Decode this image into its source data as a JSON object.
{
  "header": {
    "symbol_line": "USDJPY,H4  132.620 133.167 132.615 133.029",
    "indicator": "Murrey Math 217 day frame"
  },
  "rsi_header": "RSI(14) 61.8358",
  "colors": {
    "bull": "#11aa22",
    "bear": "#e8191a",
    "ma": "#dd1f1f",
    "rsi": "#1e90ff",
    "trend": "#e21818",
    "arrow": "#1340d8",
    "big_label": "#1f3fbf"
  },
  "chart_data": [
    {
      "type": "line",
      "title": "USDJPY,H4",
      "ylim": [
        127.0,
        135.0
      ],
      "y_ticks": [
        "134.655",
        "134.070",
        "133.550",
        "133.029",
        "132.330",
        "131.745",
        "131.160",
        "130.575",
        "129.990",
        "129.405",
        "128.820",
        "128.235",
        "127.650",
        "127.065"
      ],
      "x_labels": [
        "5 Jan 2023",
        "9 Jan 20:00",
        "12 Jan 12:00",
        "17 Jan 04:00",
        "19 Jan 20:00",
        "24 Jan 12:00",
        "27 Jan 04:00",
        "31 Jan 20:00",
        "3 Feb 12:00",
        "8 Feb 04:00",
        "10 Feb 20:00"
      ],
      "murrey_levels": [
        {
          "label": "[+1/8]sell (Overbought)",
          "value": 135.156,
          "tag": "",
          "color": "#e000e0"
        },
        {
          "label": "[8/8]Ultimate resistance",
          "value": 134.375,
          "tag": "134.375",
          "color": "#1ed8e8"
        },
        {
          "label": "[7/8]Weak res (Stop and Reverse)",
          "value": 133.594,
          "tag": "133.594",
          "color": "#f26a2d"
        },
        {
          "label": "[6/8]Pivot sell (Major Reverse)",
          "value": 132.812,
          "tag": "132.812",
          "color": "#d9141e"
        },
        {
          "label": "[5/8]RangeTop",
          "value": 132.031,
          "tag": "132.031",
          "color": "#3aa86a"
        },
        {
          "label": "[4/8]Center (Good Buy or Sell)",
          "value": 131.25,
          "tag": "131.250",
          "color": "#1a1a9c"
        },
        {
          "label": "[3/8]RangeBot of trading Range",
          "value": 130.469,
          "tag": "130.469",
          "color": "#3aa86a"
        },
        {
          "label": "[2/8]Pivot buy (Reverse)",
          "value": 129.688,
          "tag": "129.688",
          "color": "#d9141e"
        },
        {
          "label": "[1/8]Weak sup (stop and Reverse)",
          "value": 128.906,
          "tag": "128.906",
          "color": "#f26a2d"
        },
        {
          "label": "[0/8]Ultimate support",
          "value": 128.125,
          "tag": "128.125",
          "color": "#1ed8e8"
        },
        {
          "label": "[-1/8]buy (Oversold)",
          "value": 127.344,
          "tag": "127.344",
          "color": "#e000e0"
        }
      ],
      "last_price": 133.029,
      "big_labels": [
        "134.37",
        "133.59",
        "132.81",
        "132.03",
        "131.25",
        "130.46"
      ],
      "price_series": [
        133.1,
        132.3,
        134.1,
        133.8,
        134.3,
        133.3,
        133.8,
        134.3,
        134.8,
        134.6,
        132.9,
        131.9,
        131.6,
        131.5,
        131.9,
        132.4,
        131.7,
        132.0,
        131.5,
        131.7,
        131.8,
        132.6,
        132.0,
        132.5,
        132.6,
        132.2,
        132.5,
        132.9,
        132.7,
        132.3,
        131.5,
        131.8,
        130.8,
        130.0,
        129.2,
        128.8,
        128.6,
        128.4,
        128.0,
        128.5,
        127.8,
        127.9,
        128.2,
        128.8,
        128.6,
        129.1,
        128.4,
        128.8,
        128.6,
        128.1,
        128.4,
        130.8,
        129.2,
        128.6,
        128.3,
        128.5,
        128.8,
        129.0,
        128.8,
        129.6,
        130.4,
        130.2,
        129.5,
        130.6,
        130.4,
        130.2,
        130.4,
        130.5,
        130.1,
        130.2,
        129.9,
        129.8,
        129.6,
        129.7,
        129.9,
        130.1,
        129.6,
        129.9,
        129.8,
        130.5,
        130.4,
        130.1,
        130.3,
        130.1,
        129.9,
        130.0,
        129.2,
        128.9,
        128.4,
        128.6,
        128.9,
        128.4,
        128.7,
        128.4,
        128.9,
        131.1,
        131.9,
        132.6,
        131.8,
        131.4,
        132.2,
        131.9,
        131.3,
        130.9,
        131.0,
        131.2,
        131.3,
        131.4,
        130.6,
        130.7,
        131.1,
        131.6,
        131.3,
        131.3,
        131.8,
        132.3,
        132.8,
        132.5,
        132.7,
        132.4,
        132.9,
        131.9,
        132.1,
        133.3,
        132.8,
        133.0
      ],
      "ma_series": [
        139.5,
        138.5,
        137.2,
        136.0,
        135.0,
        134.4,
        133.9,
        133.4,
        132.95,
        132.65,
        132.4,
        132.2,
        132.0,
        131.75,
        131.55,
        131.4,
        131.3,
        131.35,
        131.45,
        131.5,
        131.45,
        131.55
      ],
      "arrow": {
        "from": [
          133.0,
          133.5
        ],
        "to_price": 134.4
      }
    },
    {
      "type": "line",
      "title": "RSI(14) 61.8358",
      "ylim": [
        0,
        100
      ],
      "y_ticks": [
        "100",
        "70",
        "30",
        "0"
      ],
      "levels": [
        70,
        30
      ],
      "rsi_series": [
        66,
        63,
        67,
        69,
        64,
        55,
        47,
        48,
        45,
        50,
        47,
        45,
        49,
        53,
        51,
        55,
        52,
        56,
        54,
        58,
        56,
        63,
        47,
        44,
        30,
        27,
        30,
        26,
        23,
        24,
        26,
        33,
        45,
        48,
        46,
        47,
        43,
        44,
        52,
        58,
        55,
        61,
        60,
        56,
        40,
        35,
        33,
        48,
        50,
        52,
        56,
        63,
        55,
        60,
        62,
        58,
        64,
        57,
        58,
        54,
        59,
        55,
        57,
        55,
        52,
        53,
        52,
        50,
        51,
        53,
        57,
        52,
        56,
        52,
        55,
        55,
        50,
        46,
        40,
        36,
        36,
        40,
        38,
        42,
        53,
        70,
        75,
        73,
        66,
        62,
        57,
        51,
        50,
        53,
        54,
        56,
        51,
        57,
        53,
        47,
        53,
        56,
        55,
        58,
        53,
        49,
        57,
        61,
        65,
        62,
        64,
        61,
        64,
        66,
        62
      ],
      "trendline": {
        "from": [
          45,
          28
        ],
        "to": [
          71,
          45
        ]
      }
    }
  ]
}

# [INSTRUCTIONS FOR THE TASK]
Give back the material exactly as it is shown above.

# [ANSWER TO THE EXERCISE]
Decode this image into its source data as a JSON object.
{
  "header": {
    "symbol_line": "USDJPY,H4  132.620 133.167 132.615 133.029",
    "indicator": "Murrey Math 217 day frame"
  },
  "rsi_header": "RSI(14) 61.8358",
  "colors": {
    "bull": "#11aa22",
    "bear": "#e8191a",
    "ma": "#dd1f1f",
    "rsi": "#1e90ff",
    "trend": "#e21818",
    "arrow": "#1340d8",
    "big_label": "#1f3fbf"
  },
  "chart_data": [
    {
      "type": "line",
      "title": "USDJPY,H4",
      "ylim": [
        127.0,
        135.0
      ],
      "y_ticks": [
        "134.655",
        "134.070",
        "133.550",
        "133.029",
        "132.330",
        "131.745",
        "131.160",
        "130.575",
        "129.990",
        "129.405",
        "128.820",
        "128.235",
        "127.650",
        "127.065"
      ],
      "x_labels": [
        "5 Jan 2023",
        "9 Jan 20:00",
        "12 Jan 12:00",
        "17 Jan 04:00",
        "19 Jan 20:00",
        "24 Jan 12:00",
        "27 Jan 04:00",
        "31 Jan 20:00",
        "3 Feb 12:00",
        "8 Feb 04:00",
        "10 Feb 20:00"
      ],
      "murrey_levels": [
        {
          "label": "[+1/8]sell (Overbought)",
          "value": 135.156,
          "tag": "",
          "color": "#e000e0"
        },
        {
          "label": "[8/8]Ultimate resistance",
          "value": 134.375,
          "tag": "134.375",
          "color": "#1ed8e8"
        },
        {
          "label": "[7/8]Weak res (Stop and Reverse)",
          "value": 133.594,
          "tag": "133.594",
          "color": "#f26a2d"
        },
        {
          "label": "[6/8]Pivot sell (Major Reverse)",
          "value": 132.812,
          "tag": "132.812",
          "color": "#d9141e"
        },
        {
          "label": "[5/8]RangeTop",
          "value": 132.031,
          "tag": "132.031",
          "color": "#3aa86a"
        },
        {
          "label": "[4/8]Center (Good Buy or Sell)",
          "value": 131.25,
          "tag": "131.250",
          "color": "#1a1a9c"
        },
        {
          "label": "[3/8]RangeBot of trading Range",
          "value": 130.469,
          "tag": "130.469",
          "color": "#3aa86a"
        },
        {
          "label": "[2/8]Pivot buy (Reverse)",
          "value": 129.688,
          "tag": "129.688",
          "color": "#d9141e"
        },
        {
          "label": "[1/8]Weak sup (stop and Reverse)",
          "value": 128.906,
          "tag": "128.906",
          "color": "#f26a2d"
        },
        {
          "label": "[0/8]Ultimate support",
          "value": 128.125,
          "tag": "128.125",
          "color": "#1ed8e8"
        },
        {
          "label": "[-1/8]buy (Oversold)",
          "value": 127.344,
          "tag": "127.344",
          "color": "#e000e0"
        }
      ],
      "last_price": 133.029,
      "big_labels": [
        "134.37",
        "133.59",
        "132.81",
        "132.03",
        "131.25",
        "130.46"
      ],
      "price_series": [
        133.1,
        132.3,
        134.1,
        133.8,
        134.3,
        133.3,
        133.8,
        134.3,
        134.8,
        134.6,
        132.9,
        131.9,
        131.6,
        131.5,
        131.9,
        132.4,
        131.7,
        132.0,
        131.5,
        131.7,
        131.8,
        132.6,
        132.0,
        132.5,
        132.6,
        132.2,
        132.5,
        132.9,
        132.7,
        132.3,
        131.5,
        131.8,
        130.8,
        130.0,
        129.2,
        128.8,
        128.6,
        128.4,
        128.0,
        128.5,
        127.8,
        127.9,
        128.2,
        128.8,
        128.6,
        129.1,
        128.4,
        128.8,
        128.6,
        128.1,
        128.4,
        130.8,
        129.2,
        128.6,
        128.3,
        128.5,
        128.8,
        129.0,
        128.8,
        129.6,
        130.4,
        130.2,
        129.5,
        130.6,
        130.4,
        130.2,
        130.4,
        130.5,
        130.1,
        130.2,
        129.9,
        129.8,
        129.6,
        129.7,
        129.9,
        130.1,
        129.6,
        129.9,
        129.8,
        130.5,
        130.4,
        130.1,
        130.3,
        130.1,
        129.9,
        130.0,
        129.2,
        128.9,
        128.4,
        128.6,
        128.9,
        128.4,
        128.7,
        128.4,
        128.9,
        131.1,
        131.9,
        132.6,
        131.8,
        131.4,
        132.2,
        131.9,
        131.3,
        130.9,
        131.0,
        131.2,
        131.3,
        131.4,
        130.6,
        130.7,
        131.1,
        131.6,
        131.3,
        131.3,
        131.8,
        132.3,
        132.8,
        132.5,
        132.7,
        132.4,
        132.9,
        131.9,
        132.1,
        133.3,
        132.8,
        133.0
      ],
      "ma_series": [
        139.5,
        138.5,
        137.2,
        136.0,
        135.0,
        134.4,
        133.9,
        133.4,
        132.95,
        132.65,
        132.4,
        132.2,
        132.0,
        131.75,
        131.55,
        131.4,
        131.3,
        131.35,
        131.45,
        131.5,
        131.45,
        131.55
      ],
      "arrow": {
        "from": [
          133.0,
          133.5
        ],
        "to_price": 134.4
      }
    },
    {
      "type": "line",
      "title": "RSI(14) 61.8358",
      "ylim": [
        0,
        100
      ],
      "y_ticks": [
        "100",
        "70",
        "30",
        "0"
      ],
      "levels": [
        70,
        30
      ],
      "rsi_series": [
        66,
        63,
        67,
        69,
        64,
        55,
        47,
        48,
        45,
        50,
        47,
        45,
        49,
        53,
        51,
        55,
        52,
        56,
        54,
        58,
        56,
        63,
        47,
        44,
        30,
        27,
        30,
        26,
        23,
        24,
        26,
        33,
        45,
        48,
        46,
        47,
        43,
        44,
        52,
        58,
        55,
        61,
        60,
        56,
        40,
        35,
        33,
        48,
        50,
        52,
        56,
        63,
        55,
        60,
        62,
        58,
        64,
        57,
        58,
        54,
        59,
        55,
        57,
        55,
        52,
        53,
        52,
        50,
        51,
        53,
        57,
        52,
        56,
        52,
        55,
        55,
        50,
        46,
        40,
        36,
        36,
        40,
        38,
        42,
        53,
        70,
        75,
        73,
        66,
        62,
        57,
        51,
        50,
        53,
        54,
        56,
        51,
        57,
        53,
        47,
        53,
        56,
        55,
        58,
        53,
        49,
        57,
        61,
        65,
        62,
        64,
        61,
        64,
        66,
        62
      ],
      "trendline": {
        "from": [
          45,
          28
        ],
        "to": [
          71,
          45
        ]
      }
    }
  ]
}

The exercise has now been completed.